The Beach at Skara Brae (2013 - 17)
3-Screen Panoramic Installation
This work was shot in Orkney in 2013 and was shown in 2017 as a 3 screen panoramic installation as part of Ocean Imaginaries. As always, documenting video installation proves difficult but the three elements are embedded in the version above.
Thanks to Anne Bevan and Linda Williams who were important supporters of this project.
The work has a text element, which is a step away from my previous monologues and something I haven't worked with for some years. Rather than offer of an account of the work here, I have put a transcript of the text below.
The bay frames the sea,
the sea rises up to meet the land.
This is Skaill Bay, on Mainland, in Orkney, just off the northern tip of Scotland. These waves, washing in from the North Sea have pushed this edge back and forth for millennia.

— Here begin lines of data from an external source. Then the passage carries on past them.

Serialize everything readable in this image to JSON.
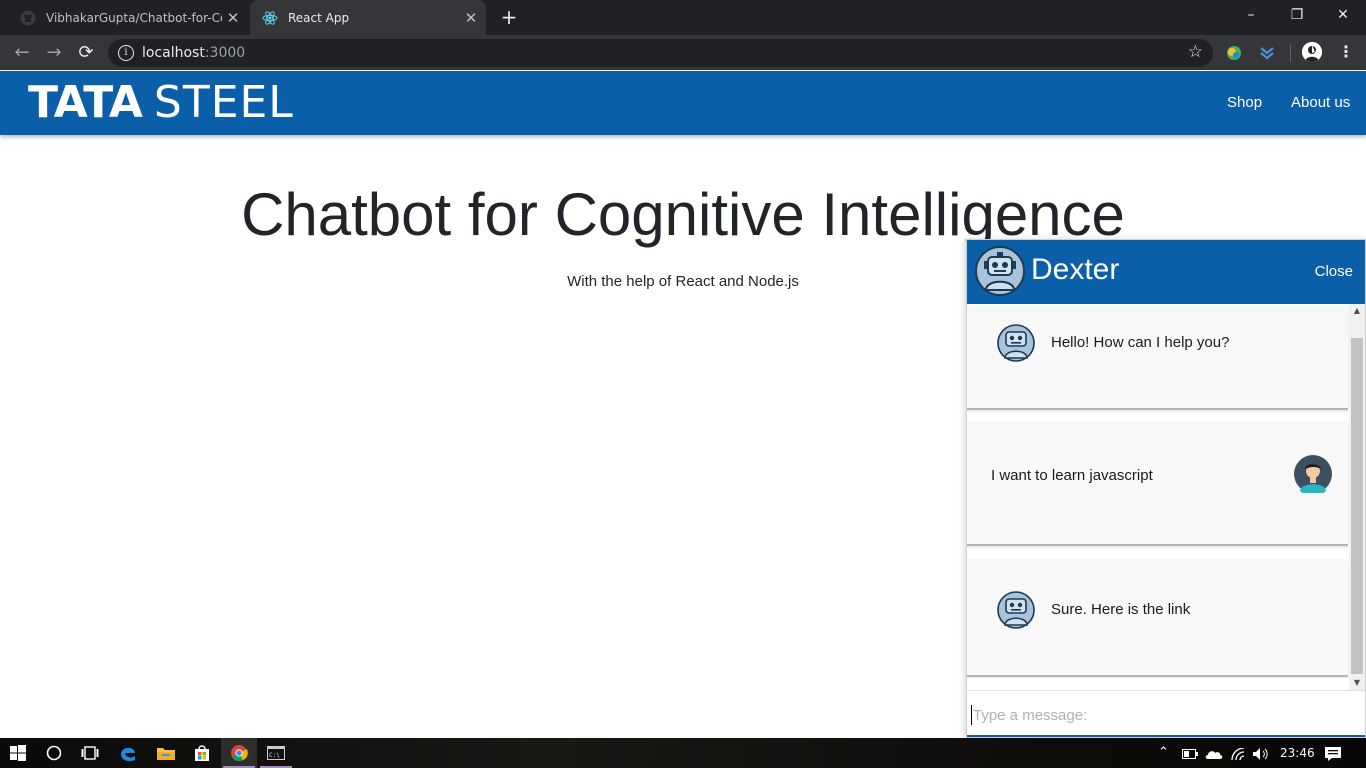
{
  "browser": {
    "tabs": [
      {
        "title": "VibhakarGupta/Chatbot-for-Cog",
        "favicon": "github-icon",
        "active": false
      },
      {
        "title": "React App",
        "favicon": "react-icon",
        "active": true
      }
    ],
    "new_tab": "+",
    "url_host": "localhost",
    "url_port": ":3000",
    "window_controls": {
      "minimize": "–",
      "restore": "❐",
      "close": "✕"
    }
  },
  "header": {
    "brand_word1": "TATA",
    "brand_word2": "STEEL",
    "nav": [
      "Shop",
      "About us"
    ],
    "bg_color": "#0b5ea8"
  },
  "main": {
    "title": "Chatbot for Cognitive Intelligence",
    "subtitle": "With the help of React and Node.js"
  },
  "chat": {
    "bot_name": "Dexter",
    "close_label": "Close",
    "messages": [
      {
        "from": "bot",
        "text": "Hello! How can I help you?"
      },
      {
        "from": "user",
        "text": "I want to learn javascript"
      },
      {
        "from": "bot",
        "text": "Sure. Here is the link"
      }
    ],
    "input_placeholder": "Type a message:"
  },
  "taskbar": {
    "time": "23:46"
  }
}
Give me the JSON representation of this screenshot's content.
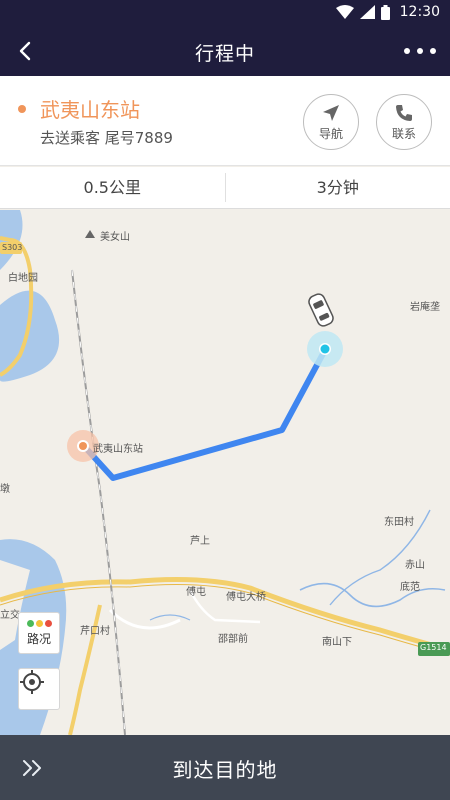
{
  "status_bar": {
    "time": "12:30"
  },
  "header": {
    "title": "行程中"
  },
  "destination": {
    "name": "武夷山东站",
    "subtitle": "去送乘客 尾号7889",
    "navigate_label": "导航",
    "contact_label": "联系"
  },
  "stats": {
    "distance": "0.5公里",
    "duration": "3分钟"
  },
  "map": {
    "labels": {
      "meinvshan": "美女山",
      "s303": "S303",
      "baidiyuan": "白地园",
      "yananyan": "岩庵垄",
      "station": "武夷山东站",
      "dun": "墩",
      "dongtiancun": "东田村",
      "lushang": "芦上",
      "chishan": "赤山",
      "difan": "底范",
      "futun": "傅屯",
      "futun_bridge": "傅屯大桥",
      "likou": "立交",
      "lukoucun": "芹口村",
      "shaobuqian": "邵部前",
      "nanshanxia": "南山下",
      "g1514": "G1514"
    },
    "traffic_label": "路况"
  },
  "bottom": {
    "arrive_label": "到达目的地"
  },
  "colors": {
    "header_bg": "#1f1d3d",
    "accent_orange": "#f0955a",
    "route_blue": "#3f86f0",
    "car_marker_cyan": "#22c3e6",
    "bottom_bar": "#3f4652"
  }
}
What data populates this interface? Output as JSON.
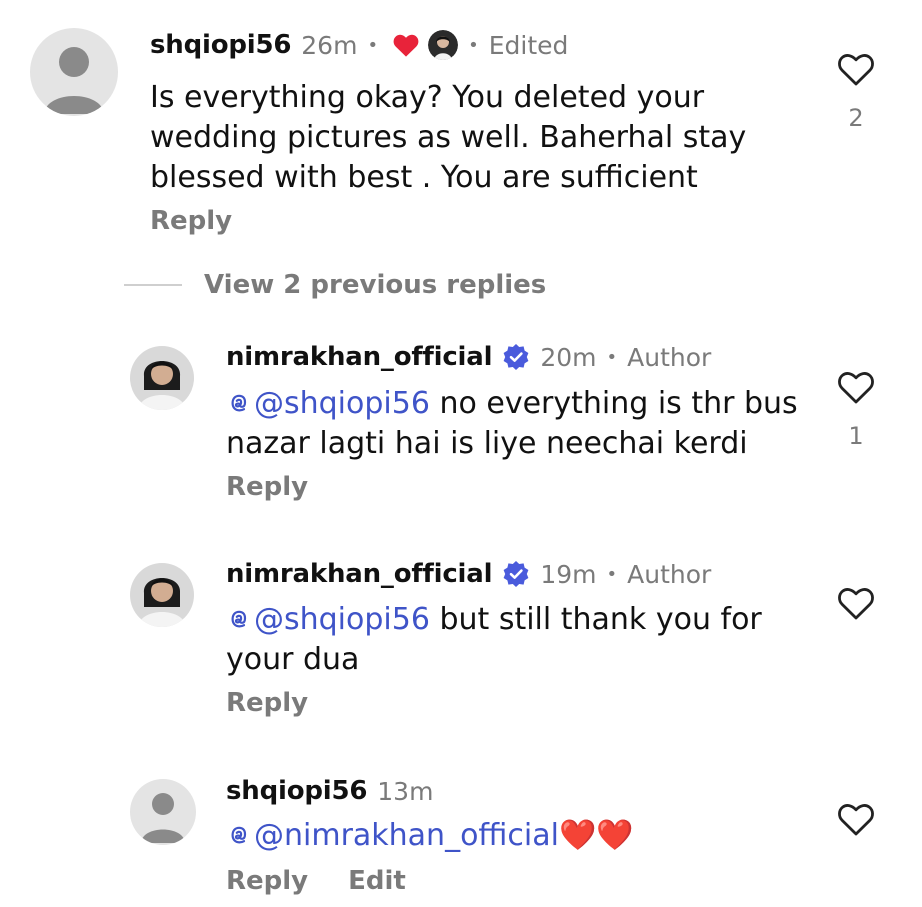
{
  "comments": [
    {
      "username": "shqiopi56",
      "time": "26m",
      "edited": "Edited",
      "text": "Is everything okay? You deleted your wedding pictures as well. Baherhal stay blessed with best . You are sufficient",
      "reply": "Reply",
      "likes": "2"
    },
    {
      "username": "nimrakhan_official",
      "time": "20m",
      "role": "Author",
      "mention": "@shqiopi56",
      "text": " no everything is thr bus nazar lagti hai is liye neechai kerdi",
      "reply": "Reply",
      "likes": "1"
    },
    {
      "username": "nimrakhan_official",
      "time": "19m",
      "role": "Author",
      "mention": "@shqiopi56",
      "text": " but still thank you for your dua",
      "reply": "Reply"
    },
    {
      "username": "shqiopi56",
      "time": "13m",
      "mention": "@nimrakhan_official",
      "text": "❤️❤️",
      "reply": "Reply",
      "edit": "Edit"
    }
  ],
  "view_previous": "View 2 previous replies",
  "icons": {
    "like": "heart-outline-icon",
    "liked": "heart-filled-icon",
    "verified": "verified-badge-icon",
    "mention": "threads-at-icon"
  },
  "colors": {
    "mention": "#3f54c8",
    "verified": "#4a5bdc",
    "heart": "#e8233a",
    "muted": "#7a7a7a"
  }
}
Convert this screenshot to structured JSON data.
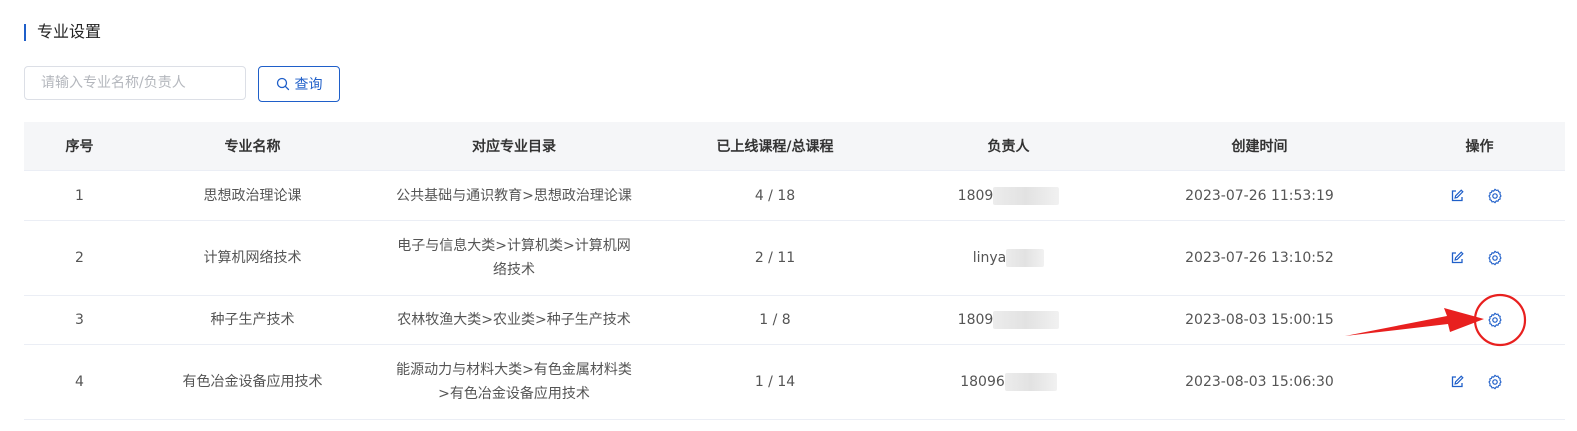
{
  "header": {
    "title": "专业设置"
  },
  "search": {
    "placeholder": "请输入专业名称/负责人",
    "value": "",
    "button_label": "查询",
    "button_icon": "search-icon"
  },
  "table": {
    "columns": [
      "序号",
      "专业名称",
      "对应专业目录",
      "已上线课程/总课程",
      "负责人",
      "创建时间",
      "操作"
    ],
    "rows": [
      {
        "index": "1",
        "name": "思想政治理论课",
        "catalog_line1": "公共基础与通识教育>思想政治理论课",
        "catalog_line2": "",
        "courses": "4 / 18",
        "owner": "1809",
        "created": "2023-07-26 11:53:19"
      },
      {
        "index": "2",
        "name": "计算机网络技术",
        "catalog_line1": "电子与信息大类>计算机类>计算机网",
        "catalog_line2": "络技术",
        "courses": "2 / 11",
        "owner": "linya",
        "created": "2023-07-26 13:10:52"
      },
      {
        "index": "3",
        "name": "种子生产技术",
        "catalog_line1": "农林牧渔大类>农业类>种子生产技术",
        "catalog_line2": "",
        "courses": "1 / 8",
        "owner": "1809",
        "created": "2023-08-03 15:00:15"
      },
      {
        "index": "4",
        "name": "有色冶金设备应用技术",
        "catalog_line1": "能源动力与材料大类>有色金属材料类",
        "catalog_line2": ">有色冶金设备应用技术",
        "courses": "1 / 14",
        "owner": "18096",
        "created": "2023-08-03 15:06:30"
      }
    ],
    "action_icons": [
      "edit-icon",
      "settings-icon"
    ]
  },
  "colors": {
    "accent": "#1f5fc9",
    "header_bg": "#f5f6f8",
    "annotation_red": "#e8201f"
  }
}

In the 19th century, when every gentleman of leisure displayed scientific curiosities in the drawing room, a big tide revealed a neo-lithic stone village, previously covered by dunes right at the feet of the laird of Skaill Manor, an amateur archaeologist. Amongst his collection too were Captains Cook’s dishes, traded when Resolution and Discovery called in at Orkney on their return from Cook’s ill-fated third voyage.
Like Cook’s voyages the village was not a discovery so much as a laying claim, for rectangular barrows on the Downs of Skaill were reported in a traveller’s account written in 1767, and the village stood first upon this land some 5000 years ago, when it was some distance from the sea, with good grazing and farming to be had between Skaill Loch and the strand.
Now it is daily threatened by the sea that nibbles at its footings, just metres from the tide.
The grasses reach to bind the sand in place, a million, million sentries holding position and stretching to claim a salient where none can be found.
A woven remnant of cyclone fencing begins to assimilate, taking its cue from the grasses.
The tide’s age long tussle with humans can be read in the layers of anthropogenic stone sandwiched in the dune, topped by dry stone walls, the remains of the most recently contested site, an old mill. The mill harnessed the water that flowed in the waterway, the bourne, from Skaill Loch to the Bay, water that is now its undoing.
An entire spool of packing strap, fallen from a passing ship, has reordered itself into a fisherman’s nightmare. A skein with ends lost, quivering at the shoreline.
Submarine nets have been recycled and redeployed in a rear-guard action to maintain the foundations of the mill. The submarine nets are left over from world war two when they worked to keep U-boats out of the nooks and crannies that lead to Scapa Flow which waters sheltered British fleets from the North Sea in both world wars, as they have done back into pre-history.
Here it fights to keep the stone and the sea apart, or at least on separate sides of a line, with order in, disorder out, so that one narrative may prevail over another and stayed fixed, here at the edge.
In its efforts, the submarine net captures yet more nets, those of the fishing fleets who still work the North Sea. As it loses its integrity, it frays, reaching like the grasses, for purchase. Striving to impose the order built into its form again and again, it binds all it meets to its purpose, re-organising it in its own image. Adrift from its purpose, it is caught up or caught upon, it becomes that which it seeks to contain. It drifts from its orderly grid into the tangled chaos of the non-human just beyond the doorstep.
The villagers of Skara Brae, too, fought disorder on their own doorstep as their village was consumed by the encroaching tides of sand and their own rubbish, eventually driven from their homes by the waves of entropy. By a tide covered, by a tide revealed, by a tide now cast asunder.
Pollen in the geological record tells us people came to farm in the rich land between the loch and the sea. Amongst the bounty of the tide is this ancient technology, these giant algae. It is an ancient medicine, food and fertiliser. It was harvested here for centuries to manufacture Potash and later Iodine as well as to create a Sea Tangle tent, an aid for abortions. It is still called Tangle weed.
Like the flesh and bark it resembles, the tangle weed occupies the boundary between inside and out, within and without.
Like all these technologies tangle sits grasping at the oscillating edge, it clings and captures, restraining, constraining, casting a net across chaos to draw its vitality into our grasp.
1 - 2. Stills from The Beach at Skara Brae
3. The Beach at Skara Brae (Installation View)
4. Digital mock-up of the 3-screen installation